● EXERCISE
All of the entries need to be printed again exactly; pictures are the only thing to omit.

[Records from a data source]
* * * * * * *
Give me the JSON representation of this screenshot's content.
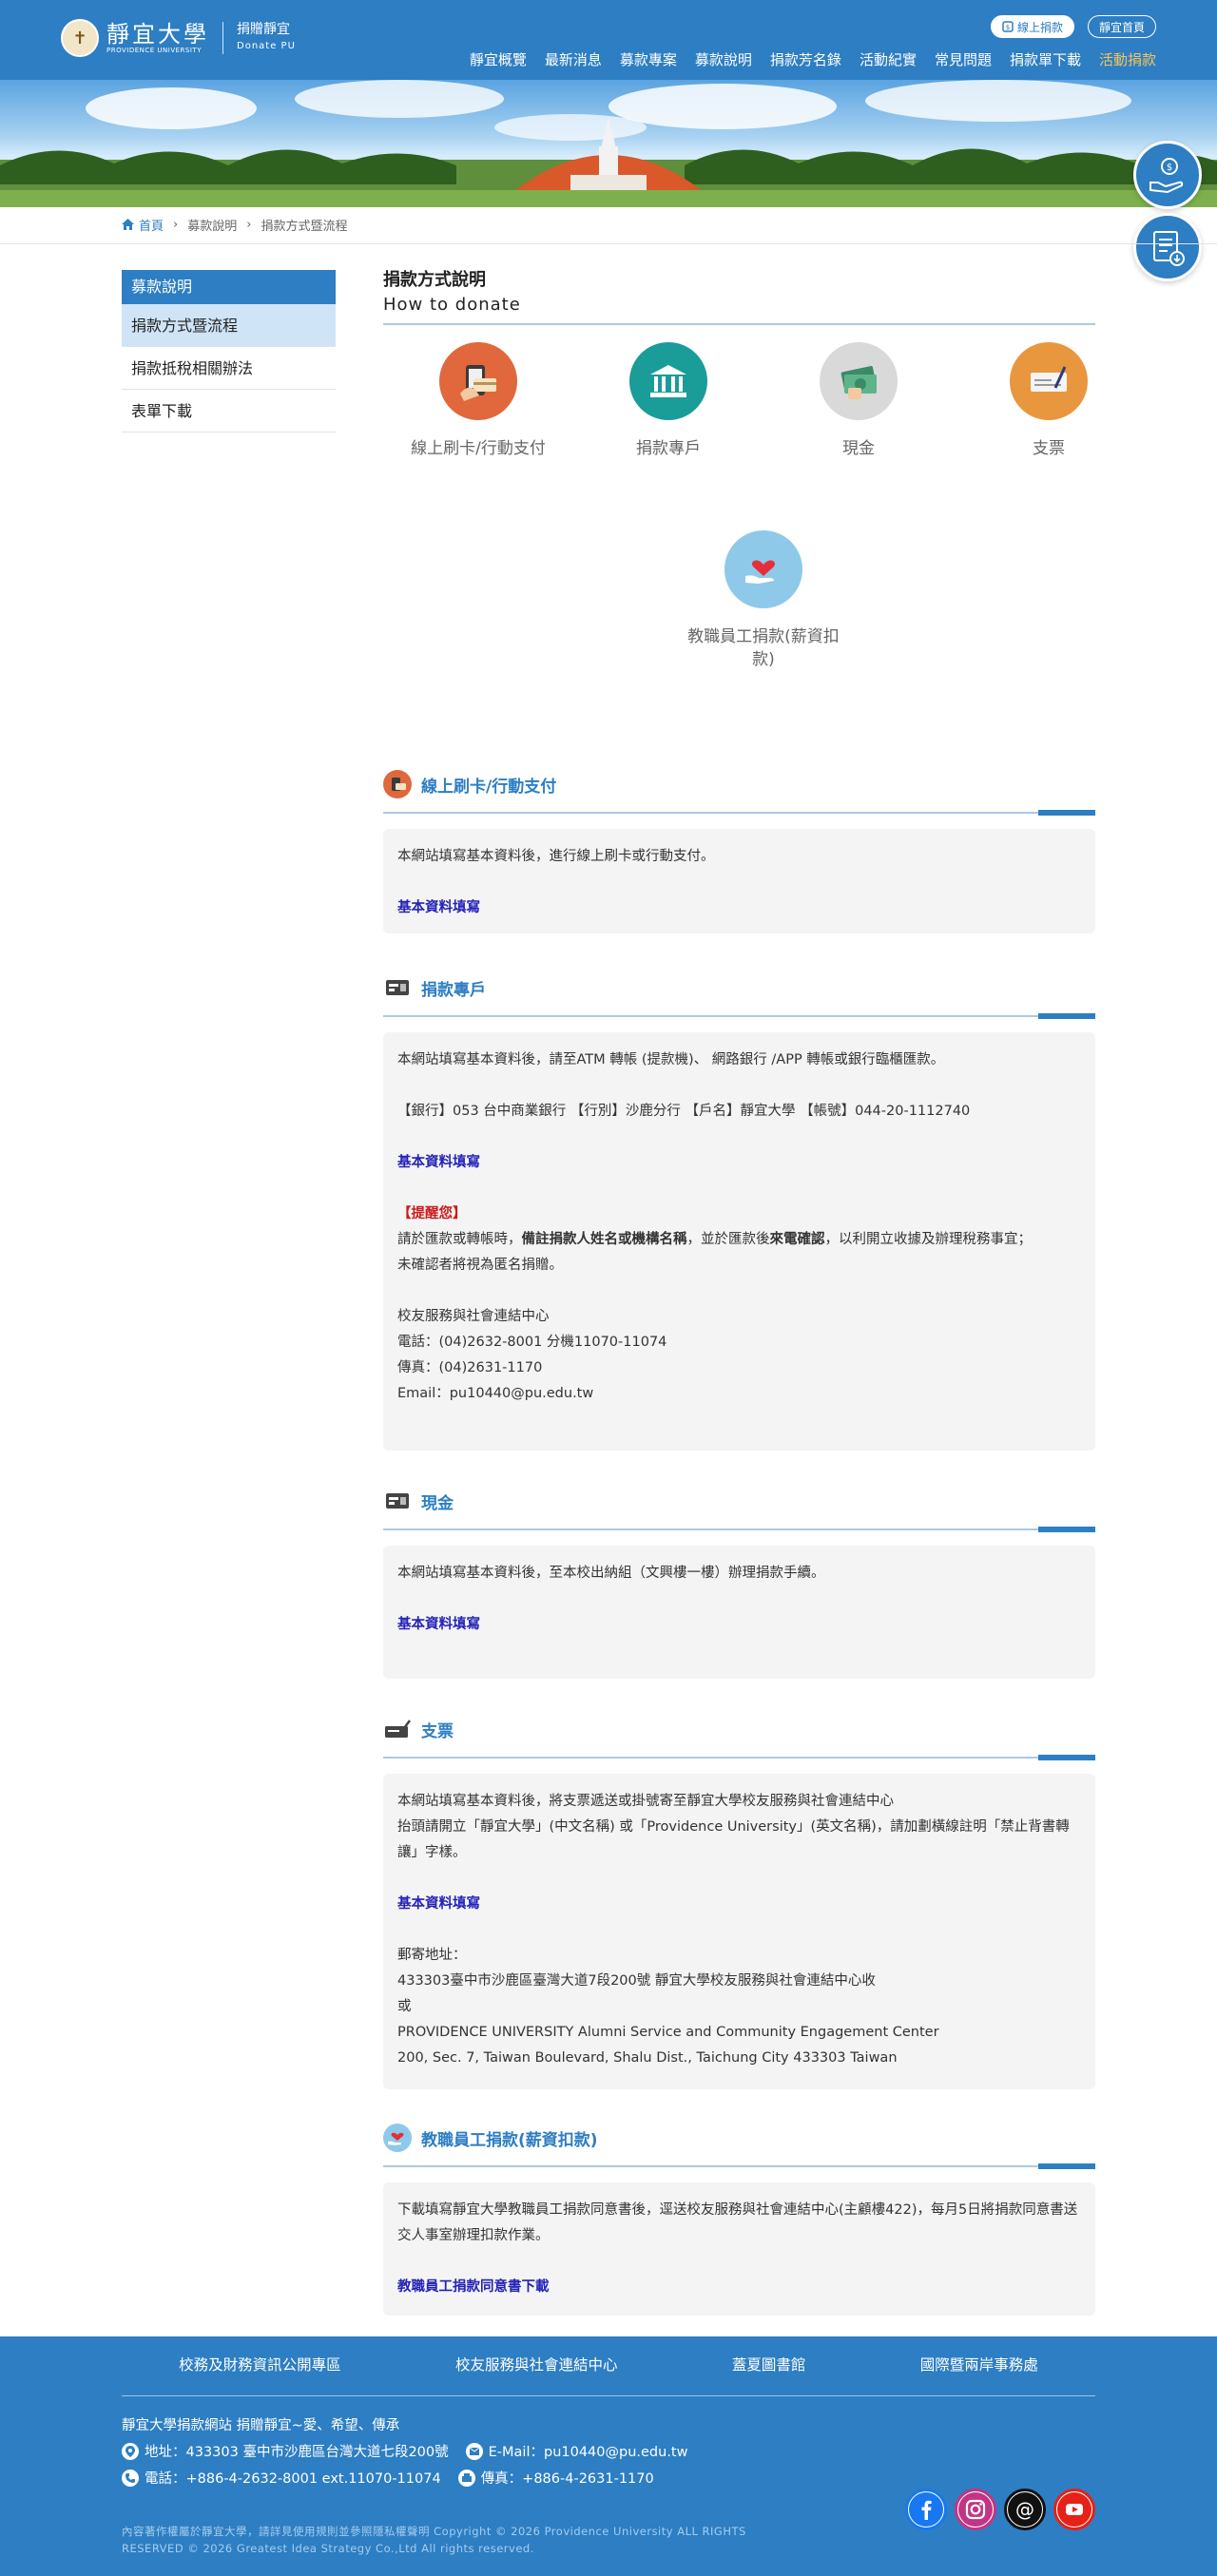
{
  "header": {
    "logo_en": "PROVIDENCE UNIVERSITY",
    "logo_cn": "靜宜大學",
    "site_name": "捐贈靜宜",
    "site_name_en": "Donate PU",
    "online_donate": "線上捐款",
    "home_btn": "靜宜首頁",
    "nav": [
      "靜宜概覽",
      "最新消息",
      "募款專案",
      "募款說明",
      "捐款芳名錄",
      "活動紀實",
      "常見問題",
      "捐款單下載",
      "活動捐款"
    ]
  },
  "breadcrumb": {
    "home": "首頁",
    "level1": "募款說明",
    "level2": "捐款方式暨流程"
  },
  "sidebar": {
    "heading": "募款說明",
    "items": [
      "捐款方式暨流程",
      "捐款抵稅相關辦法",
      "表單下載"
    ]
  },
  "main": {
    "title": "捐款方式說明",
    "title_en": "How to donate",
    "methods": [
      "線上刷卡/行動支付",
      "捐款專戶",
      "現金",
      "支票",
      "教職員工捐款(薪資扣款)"
    ]
  },
  "sections": {
    "online": {
      "title": "線上刷卡/行動支付",
      "text": "本網站填寫基本資料後，進行線上刷卡或行動支付。",
      "link": "基本資料填寫"
    },
    "account": {
      "title": "捐款專戶",
      "text": "本網站填寫基本資料後，請至ATM 轉帳 (提款機)、 網路銀行 /APP 轉帳或銀行臨櫃匯款。",
      "bank": "【銀行】053 台中商業銀行 【行別】沙鹿分行 【戶名】靜宜大學 【帳號】044-20-1112740",
      "link": "基本資料填寫",
      "reminder": "【提醒您】",
      "note_a": "請於匯款或轉帳時，",
      "note_b": "備註捐款人姓名或機構名稱",
      "note_c": "，並於匯款後",
      "note_d": "來電確認",
      "note_e": "，以利開立收據及辦理稅務事宜；",
      "note2": "未確認者將視為匿名捐贈。",
      "contact_title": "校友服務與社會連結中心",
      "phone": "電話：(04)2632-8001 分機11070-11074",
      "fax": "傳真：(04)2631-1170",
      "email": "Email：pu10440@pu.edu.tw"
    },
    "cash": {
      "title": "現金",
      "text": "本網站填寫基本資料後，至本校出納組（文興樓一樓）辦理捐款手續。",
      "link": "基本資料填寫"
    },
    "cheque": {
      "title": "支票",
      "text1": "本網站填寫基本資料後，將支票遞送或掛號寄至靜宜大學校友服務與社會連結中心",
      "text2": "抬頭請開立「靜宜大學」(中文名稱) 或「Providence University」(英文名稱)，請加劃橫線註明「禁止背書轉讓」字樣。",
      "link": "基本資料填寫",
      "mail_label": "郵寄地址：",
      "addr_cn": "433303臺中市沙鹿區臺灣大道7段200號 靜宜大學校友服務與社會連結中心收",
      "or": "或",
      "addr_en1": "PROVIDENCE UNIVERSITY Alumni Service and Community Engagement Center",
      "addr_en2": "200, Sec. 7, Taiwan Boulevard, Shalu Dist., Taichung City 433303 Taiwan"
    },
    "payroll": {
      "title": "教職員工捐款(薪資扣款)",
      "text": "下載填寫靜宜大學教職員工捐款同意書後，逕送校友服務與社會連結中心(主顧樓422)，每月5日將捐款同意書送交人事室辦理扣款作業。",
      "link": "教職員工捐款同意書下載"
    }
  },
  "footer": {
    "links": [
      "校務及財務資訊公開專區",
      "校友服務與社會連結中心",
      "蓋夏圖書館",
      "國際暨兩岸事務處"
    ],
    "site_title": "靜宜大學捐款網站 捐贈靜宜~愛、希望、傳承",
    "address": "地址：433303 臺中市沙鹿區台灣大道七段200號",
    "email": "E-Mail：pu10440@pu.edu.tw",
    "phone": "電話：+886-4-2632-8001 ext.11070-11074",
    "fax": "傳真：+886-4-2631-1170",
    "copyright": "內容著作權屬於靜宜大學，請詳見使用規則並參照隱私權聲明 Copyright © 2026 Providence University ALL RIGHTS RESERVED © 2026 Greatest Idea Strategy Co.,Ltd All rights reserved."
  },
  "colors": {
    "primary": "#2d7ec3",
    "accent": "#f7c35b",
    "link": "#2323b8",
    "warning": "#cc1a1a"
  },
  "icons": [
    "home-icon",
    "card-icon",
    "bank-icon",
    "cash-icon",
    "cheque-icon",
    "heart-hand-icon",
    "facebook-icon",
    "instagram-icon",
    "threads-icon",
    "youtube-icon"
  ]
}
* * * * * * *
● WRITTEN SOLUTION
Give me the JSON representation of this screenshot's content.
{
  "header": {
    "logo_en": "PROVIDENCE UNIVERSITY",
    "logo_cn": "靜宜大學",
    "site_name": "捐贈靜宜",
    "site_name_en": "Donate PU",
    "online_donate": "線上捐款",
    "home_btn": "靜宜首頁",
    "nav": [
      "靜宜概覽",
      "最新消息",
      "募款專案",
      "募款說明",
      "捐款芳名錄",
      "活動紀實",
      "常見問題",
      "捐款單下載",
      "活動捐款"
    ]
  },
  "breadcrumb": {
    "home": "首頁",
    "level1": "募款說明",
    "level2": "捐款方式暨流程"
  },
  "sidebar": {
    "heading": "募款說明",
    "items": [
      "捐款方式暨流程",
      "捐款抵稅相關辦法",
      "表單下載"
    ]
  },
  "main": {
    "title": "捐款方式說明",
    "title_en": "How to donate",
    "methods": [
      "線上刷卡/行動支付",
      "捐款專戶",
      "現金",
      "支票",
      "教職員工捐款(薪資扣款)"
    ]
  },
  "sections": {
    "online": {
      "title": "線上刷卡/行動支付",
      "text": "本網站填寫基本資料後，進行線上刷卡或行動支付。",
      "link": "基本資料填寫"
    },
    "account": {
      "title": "捐款專戶",
      "text": "本網站填寫基本資料後，請至ATM 轉帳 (提款機)、 網路銀行 /APP 轉帳或銀行臨櫃匯款。",
      "bank": "【銀行】053 台中商業銀行 【行別】沙鹿分行 【戶名】靜宜大學 【帳號】044-20-1112740",
      "link": "基本資料填寫",
      "reminder": "【提醒您】",
      "note_a": "請於匯款或轉帳時，",
      "note_b": "備註捐款人姓名或機構名稱",
      "note_c": "，並於匯款後",
      "note_d": "來電確認",
      "note_e": "，以利開立收據及辦理稅務事宜；",
      "note2": "未確認者將視為匿名捐贈。",
      "contact_title": "校友服務與社會連結中心",
      "phone": "電話：(04)2632-8001 分機11070-11074",
      "fax": "傳真：(04)2631-1170",
      "email": "Email：pu10440@pu.edu.tw"
    },
    "cash": {
      "title": "現金",
      "text": "本網站填寫基本資料後，至本校出納組（文興樓一樓）辦理捐款手續。",
      "link": "基本資料填寫"
    },
    "cheque": {
      "title": "支票",
      "text1": "本網站填寫基本資料後，將支票遞送或掛號寄至靜宜大學校友服務與社會連結中心",
      "text2": "抬頭請開立「靜宜大學」(中文名稱) 或「Providence University」(英文名稱)，請加劃橫線註明「禁止背書轉讓」字樣。",
      "link": "基本資料填寫",
      "mail_label": "郵寄地址：",
      "addr_cn": "433303臺中市沙鹿區臺灣大道7段200號 靜宜大學校友服務與社會連結中心收",
      "or": "或",
      "addr_en1": "PROVIDENCE UNIVERSITY Alumni Service and Community Engagement Center",
      "addr_en2": "200, Sec. 7, Taiwan Boulevard, Shalu Dist., Taichung City 433303 Taiwan"
    },
    "payroll": {
      "title": "教職員工捐款(薪資扣款)",
      "text": "下載填寫靜宜大學教職員工捐款同意書後，逕送校友服務與社會連結中心(主顧樓422)，每月5日將捐款同意書送交人事室辦理扣款作業。",
      "link": "教職員工捐款同意書下載"
    }
  },
  "footer": {
    "links": [
      "校務及財務資訊公開專區",
      "校友服務與社會連結中心",
      "蓋夏圖書館",
      "國際暨兩岸事務處"
    ],
    "site_title": "靜宜大學捐款網站 捐贈靜宜~愛、希望、傳承",
    "address": "地址：433303 臺中市沙鹿區台灣大道七段200號",
    "email": "E-Mail：pu10440@pu.edu.tw",
    "phone": "電話：+886-4-2632-8001 ext.11070-11074",
    "fax": "傳真：+886-4-2631-1170",
    "copyright": "內容著作權屬於靜宜大學，請詳見使用規則並參照隱私權聲明 Copyright © 2026 Providence University ALL RIGHTS RESERVED © 2026 Greatest Idea Strategy Co.,Ltd All rights reserved."
  },
  "colors": {
    "primary": "#2d7ec3",
    "accent": "#f7c35b",
    "link": "#2323b8",
    "warning": "#cc1a1a"
  },
  "icons": [
    "home-icon",
    "card-icon",
    "bank-icon",
    "cash-icon",
    "cheque-icon",
    "heart-hand-icon",
    "facebook-icon",
    "instagram-icon",
    "threads-icon",
    "youtube-icon"
  ]
}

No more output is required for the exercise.